The History of the Eisteddfod in Jersey
The Jersey Eisteddfod was founded in 1908 by a former Dean of Jersey who saw its competitive classes as a means by which the speech, presentation and musical standards of his fellow islanders might be improved. With the exception of the years of the two world wars and now the pause due to the COVID-19 pandemic, it has taken place annually ever since.
After its inception it expanded rapidly to encompass other disciplines and crafts, with dance, art, needlework, photography being early additions, which still thrive. It is a notable feature of the liveliness and flexibility of the organisation that Sections are suspended when no longer applicable [as laundry, shorthand] but others are adopted and integrated (as youth creative arts and crafts and flower arranging). The advent of television in the sixties had a depressing effect on entries, but this trend was reversed by the middle of the eighties. From that time there has been a steady increase in interest.
There are currently three festivals held annually. The Festival of Creative Arts, held in March and two Festivals of Performing Arts held in November and January. In total they attract over 5,000 entries, and, via teachers, relations and supporters, it is estimated that the Jersey Eisteddfod reaches a minimum of 10% of the population at any one time.
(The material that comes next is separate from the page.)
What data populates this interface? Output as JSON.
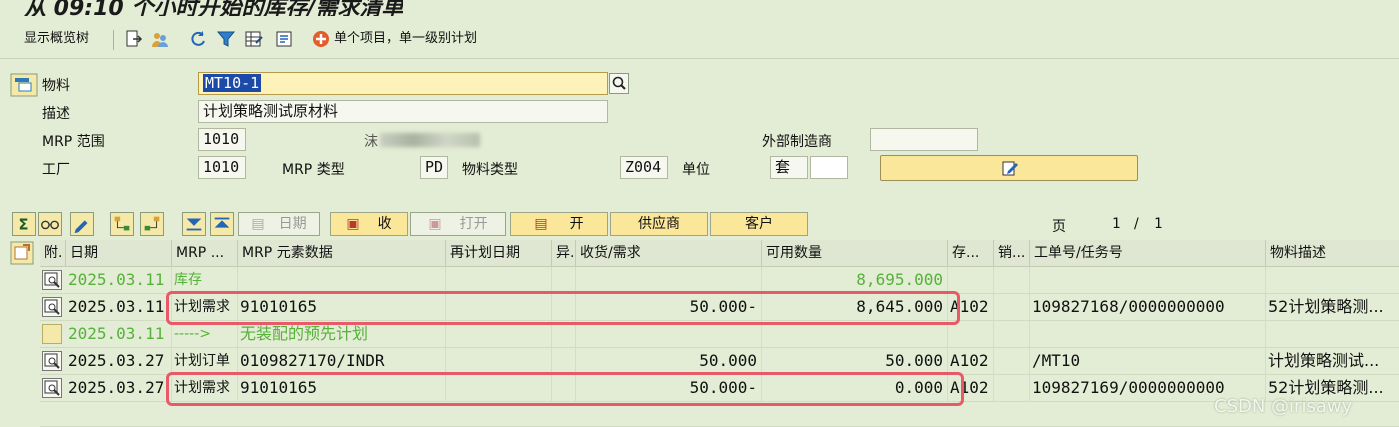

With its continuing growth, it has been necessary to move to larger premises (the Royal Jersey Agricultural and Horticultural Society Headquarters at Trinity) for the Creative Arts Festival, and to operate simultaneously in at least two venues (chiefly the Opera House and the Jersey Arts Centre) for the Performing Arts Festivals.
There are currently thirteen autonomous Sections in the Eisteddfod. The Creative Arts Festival being made up of Arts and Crafts as primary school, secondary school, youth and adult creative arts, Photography, Floral Art, Handwriting and Needlework and Textile Art. The November Performing Arts Festival comprises Dance (this taking place in alternate years), Music (Vocal and Instrumental) and English Speech and Drama. Jèrriais (formerly Jersey Norman-French), French and Modern Languages make up the January Performing Arts Festival. Each Section sets its own syllabus, engages one or more adjudicators and supervises the entries and the management of the competitions and is responsible for communications with the competitors.
The management of the Jersey Eisteddfod is accomplished by volunteers who either hold office, or who are enrolled to assist (as in stewarding) on an occasional basis. There are currently over 100 persons recorded as having official status.